Traditional Emirati food is dominated by dairy, grains, meat and fish as the region’s infertile desserts were not conducive to the growing of fruit and vegetables. Dishes that are considered traditionally Emirati include those featuring grilled camel, goat and poultry; on a menu you might find arseeya, harees and maqlooba.
These days however, with over 2.6 million Indian migrants living in the UAE, it is hardly surprising that they have had an influence in the local cuisine, particularly in Abu Dhabi, Dubai and Sharjah.
The UAE and India have had historic and cultural ties which date back to more than 350 years ago. In fact, trade between the two countries involved spices from India which lead to the infamous name of the Spice Souk in Old Dubai.
Browse through Dubai’s restaurants list and their menus, will find dishes with the following spices commonly appearing in recipes for both Emirati and Indian dishes:
Red Chilli Powder
Derived from dried cayenne peppers which are then ground up, red chilli powder offers a hot and mildly spicy flavour.

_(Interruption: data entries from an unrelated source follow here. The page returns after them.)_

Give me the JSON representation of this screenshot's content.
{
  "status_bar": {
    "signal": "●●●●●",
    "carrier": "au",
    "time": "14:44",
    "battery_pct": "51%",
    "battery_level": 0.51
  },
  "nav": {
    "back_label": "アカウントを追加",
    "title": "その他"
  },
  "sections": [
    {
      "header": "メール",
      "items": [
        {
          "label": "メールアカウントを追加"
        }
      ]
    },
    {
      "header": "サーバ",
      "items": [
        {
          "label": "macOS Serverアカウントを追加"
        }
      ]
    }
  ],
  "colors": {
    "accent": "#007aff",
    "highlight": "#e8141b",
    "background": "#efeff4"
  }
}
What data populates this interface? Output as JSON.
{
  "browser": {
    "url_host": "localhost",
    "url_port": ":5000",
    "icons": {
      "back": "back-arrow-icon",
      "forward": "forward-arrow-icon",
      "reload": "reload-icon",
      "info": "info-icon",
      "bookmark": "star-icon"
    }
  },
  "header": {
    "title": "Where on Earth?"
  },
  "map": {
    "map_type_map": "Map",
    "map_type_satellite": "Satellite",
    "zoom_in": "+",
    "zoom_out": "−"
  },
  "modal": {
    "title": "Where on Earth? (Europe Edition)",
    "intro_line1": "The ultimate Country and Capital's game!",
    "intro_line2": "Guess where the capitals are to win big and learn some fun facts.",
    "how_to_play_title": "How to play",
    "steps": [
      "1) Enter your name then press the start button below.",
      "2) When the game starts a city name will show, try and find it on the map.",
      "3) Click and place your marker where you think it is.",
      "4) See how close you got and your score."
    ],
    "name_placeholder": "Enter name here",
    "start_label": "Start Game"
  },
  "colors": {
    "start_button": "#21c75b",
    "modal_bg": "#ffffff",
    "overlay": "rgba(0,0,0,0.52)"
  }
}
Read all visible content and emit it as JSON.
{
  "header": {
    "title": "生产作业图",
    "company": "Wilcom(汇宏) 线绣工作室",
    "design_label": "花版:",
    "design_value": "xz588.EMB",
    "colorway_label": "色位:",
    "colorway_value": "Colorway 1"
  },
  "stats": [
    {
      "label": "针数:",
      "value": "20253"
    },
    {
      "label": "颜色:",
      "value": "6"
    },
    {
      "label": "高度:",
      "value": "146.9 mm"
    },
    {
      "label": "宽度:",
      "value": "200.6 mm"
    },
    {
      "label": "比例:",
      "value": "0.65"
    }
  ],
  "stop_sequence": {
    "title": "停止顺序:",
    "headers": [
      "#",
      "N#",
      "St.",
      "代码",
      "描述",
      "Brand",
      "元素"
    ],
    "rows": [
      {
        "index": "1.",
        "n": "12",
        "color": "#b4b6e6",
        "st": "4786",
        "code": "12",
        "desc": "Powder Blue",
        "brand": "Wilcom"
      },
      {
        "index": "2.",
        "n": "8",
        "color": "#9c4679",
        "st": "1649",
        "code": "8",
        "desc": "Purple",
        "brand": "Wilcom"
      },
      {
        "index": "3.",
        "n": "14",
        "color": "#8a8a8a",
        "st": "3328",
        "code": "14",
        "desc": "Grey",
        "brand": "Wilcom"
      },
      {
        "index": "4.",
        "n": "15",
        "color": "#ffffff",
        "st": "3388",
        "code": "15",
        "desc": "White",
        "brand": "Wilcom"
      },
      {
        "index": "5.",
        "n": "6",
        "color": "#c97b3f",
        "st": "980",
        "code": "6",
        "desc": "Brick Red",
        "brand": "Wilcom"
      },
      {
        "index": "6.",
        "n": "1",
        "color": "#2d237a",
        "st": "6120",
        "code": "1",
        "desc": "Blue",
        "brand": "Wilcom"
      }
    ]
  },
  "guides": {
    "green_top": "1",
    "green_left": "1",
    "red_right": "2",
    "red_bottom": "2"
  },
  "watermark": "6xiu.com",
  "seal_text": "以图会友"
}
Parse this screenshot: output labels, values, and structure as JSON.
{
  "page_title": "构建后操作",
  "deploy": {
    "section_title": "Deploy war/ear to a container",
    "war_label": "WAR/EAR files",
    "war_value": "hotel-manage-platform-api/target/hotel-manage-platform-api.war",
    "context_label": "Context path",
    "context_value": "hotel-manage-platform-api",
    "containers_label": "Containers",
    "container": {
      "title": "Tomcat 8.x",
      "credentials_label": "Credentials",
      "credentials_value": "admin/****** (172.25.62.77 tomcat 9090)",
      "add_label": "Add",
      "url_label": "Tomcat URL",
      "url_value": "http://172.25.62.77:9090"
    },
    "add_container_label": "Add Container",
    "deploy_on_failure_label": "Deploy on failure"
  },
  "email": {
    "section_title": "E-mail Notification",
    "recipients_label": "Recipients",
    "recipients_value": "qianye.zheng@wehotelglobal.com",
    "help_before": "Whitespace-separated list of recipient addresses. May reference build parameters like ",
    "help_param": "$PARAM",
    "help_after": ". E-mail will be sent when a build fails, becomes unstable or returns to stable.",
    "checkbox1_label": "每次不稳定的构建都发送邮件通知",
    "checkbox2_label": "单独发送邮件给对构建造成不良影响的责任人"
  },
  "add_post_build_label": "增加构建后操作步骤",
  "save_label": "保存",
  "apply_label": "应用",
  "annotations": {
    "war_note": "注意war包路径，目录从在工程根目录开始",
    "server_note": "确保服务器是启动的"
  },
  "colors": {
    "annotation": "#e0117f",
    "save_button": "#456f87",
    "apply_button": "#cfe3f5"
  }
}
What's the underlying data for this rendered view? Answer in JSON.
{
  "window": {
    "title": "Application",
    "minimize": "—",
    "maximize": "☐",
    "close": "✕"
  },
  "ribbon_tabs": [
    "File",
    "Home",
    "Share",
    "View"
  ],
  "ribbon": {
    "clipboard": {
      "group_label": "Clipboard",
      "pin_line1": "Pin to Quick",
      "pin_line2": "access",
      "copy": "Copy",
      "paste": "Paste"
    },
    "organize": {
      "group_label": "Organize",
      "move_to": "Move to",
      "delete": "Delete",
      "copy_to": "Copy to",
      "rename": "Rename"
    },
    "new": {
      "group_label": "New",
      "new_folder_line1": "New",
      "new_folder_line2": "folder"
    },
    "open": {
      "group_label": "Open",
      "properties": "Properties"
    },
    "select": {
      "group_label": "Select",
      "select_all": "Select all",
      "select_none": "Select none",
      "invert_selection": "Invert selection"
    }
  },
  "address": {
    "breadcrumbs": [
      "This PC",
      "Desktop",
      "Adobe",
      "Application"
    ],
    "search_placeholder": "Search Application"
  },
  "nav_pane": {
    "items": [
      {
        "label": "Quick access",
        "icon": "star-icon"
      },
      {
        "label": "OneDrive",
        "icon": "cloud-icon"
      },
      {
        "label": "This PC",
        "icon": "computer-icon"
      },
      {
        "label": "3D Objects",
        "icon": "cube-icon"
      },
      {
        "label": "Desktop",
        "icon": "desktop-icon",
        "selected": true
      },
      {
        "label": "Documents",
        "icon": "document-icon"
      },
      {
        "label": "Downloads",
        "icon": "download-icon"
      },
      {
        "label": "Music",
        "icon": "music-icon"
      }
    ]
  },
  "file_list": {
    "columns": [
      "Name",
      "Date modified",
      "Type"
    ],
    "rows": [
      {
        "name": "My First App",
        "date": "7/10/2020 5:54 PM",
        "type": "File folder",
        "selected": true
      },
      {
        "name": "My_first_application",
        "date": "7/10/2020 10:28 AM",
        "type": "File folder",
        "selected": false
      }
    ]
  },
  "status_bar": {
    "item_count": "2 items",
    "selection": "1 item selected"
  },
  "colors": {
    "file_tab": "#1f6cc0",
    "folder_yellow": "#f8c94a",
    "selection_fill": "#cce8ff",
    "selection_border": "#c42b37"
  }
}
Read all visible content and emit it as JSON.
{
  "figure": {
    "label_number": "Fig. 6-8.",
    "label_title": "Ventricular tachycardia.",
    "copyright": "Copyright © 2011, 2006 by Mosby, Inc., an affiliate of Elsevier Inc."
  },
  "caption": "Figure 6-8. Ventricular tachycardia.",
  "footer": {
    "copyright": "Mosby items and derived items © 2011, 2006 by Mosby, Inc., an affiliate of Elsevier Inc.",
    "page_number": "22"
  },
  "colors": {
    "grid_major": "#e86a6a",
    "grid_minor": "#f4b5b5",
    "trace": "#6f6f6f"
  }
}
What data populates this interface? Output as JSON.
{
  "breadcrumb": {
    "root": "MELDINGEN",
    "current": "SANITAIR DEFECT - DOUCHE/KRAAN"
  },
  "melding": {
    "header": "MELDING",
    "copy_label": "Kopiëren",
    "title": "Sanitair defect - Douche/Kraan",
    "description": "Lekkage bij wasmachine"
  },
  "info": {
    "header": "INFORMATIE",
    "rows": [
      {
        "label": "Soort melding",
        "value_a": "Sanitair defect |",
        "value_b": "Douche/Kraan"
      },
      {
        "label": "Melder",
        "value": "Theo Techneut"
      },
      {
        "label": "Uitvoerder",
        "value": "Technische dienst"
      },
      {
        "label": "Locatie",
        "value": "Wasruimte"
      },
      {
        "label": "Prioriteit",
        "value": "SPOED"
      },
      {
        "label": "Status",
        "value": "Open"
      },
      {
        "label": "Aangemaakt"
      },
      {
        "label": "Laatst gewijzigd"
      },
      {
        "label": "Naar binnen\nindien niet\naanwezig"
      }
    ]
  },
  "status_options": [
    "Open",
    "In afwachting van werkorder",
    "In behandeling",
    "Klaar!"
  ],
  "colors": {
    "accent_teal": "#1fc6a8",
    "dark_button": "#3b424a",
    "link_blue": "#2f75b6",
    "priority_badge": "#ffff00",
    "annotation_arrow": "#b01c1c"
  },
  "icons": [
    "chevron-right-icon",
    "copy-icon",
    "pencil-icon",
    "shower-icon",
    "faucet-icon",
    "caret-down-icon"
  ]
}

To benefit from the maximum flavour of this spice it needs to be slightly roasted. Arabic dishes will use this spice moderately, whereas in Indian curries red chilli powder is a key ingredient.
This spice is made by grinding coriander seeds and is the basis of curry powders in both the Emirates and in India. The fragrance and flavour of ground coriander gives a distinct hint of citrus and to preserve flavour the coriander seeds should be lightly roasted before grinding.
This distinctly orange-yellow spice gives a pepper flavour and is an essential ingredient in Emirati curry dishes and most Indian dishes. In fact, turmeric has been cited for many health benefits as listed on the WebMD website and is well-known for its anti-inflammatory compounds.
Cardamoms are one of the most expensive spices in the UAE. Cardamom pods are a pale brown or green colour and contain tiny black shiny seeds. The flavour is warm, oily yet sharp and when eaten whole can give an anaesthetic effect on the tongue. Some chefs prefer to remove the seeds and grind them into a fine powder to create a cardamom powder. Cardamom is a versatile spice which can be added to both Emirati and Indian dishes, as well cakes, custards, sweet dishes and teas.
This is the most expensive spice in the world. Saffron is derived from the flower of Crocus Sativus and has a strong flavour meaning only a little quantity is required for many recipes. It is considered essential for colouring and flavouring rice in most Arab dishes. Some gulf countries even use saffron for flavouring in breads and custards.
Each of these spices, especially red chilli powder, coriander and turmeric, are all so central to Emirati and Indian cooking that both cuisines have their own spice mixes comprising similar spices; Bezar (Emirati spice mix) and Garam Masala (Indian spice mix). The Bezar spice is thought to be the very essence of Arabian cooking and is commonly used especially as a rub for meats. Garam Masala on the other hand is a spice blend which is usually used as a base for many Indian dishes.
Tasting the Fusion
To gain a stronger understanding and appreciation of Indian and Emirati flavours, you can always visit a well-established restaurant and try some new dishes that might be considered by some to be a fusion of Emirati and Indian food, using the above spices in different ways. For the purists however, the Ravi Restaurant in Bur Dubai offers traditional Indian cuisine whereas Al Damyati caters with traditional Emirati and Arabic dishes.
Kumar Samtani is the co-founder of MenuPages. With an educational background in Industrial and Operations Engineering from the prestigious University of Michigan, Ann Arbor, Kumar’s expertise lies in process improvement & operations management for all types of organizations. He is also an experienced entrepreneur with business interests in consumer goods, hospitality supplies and real estate.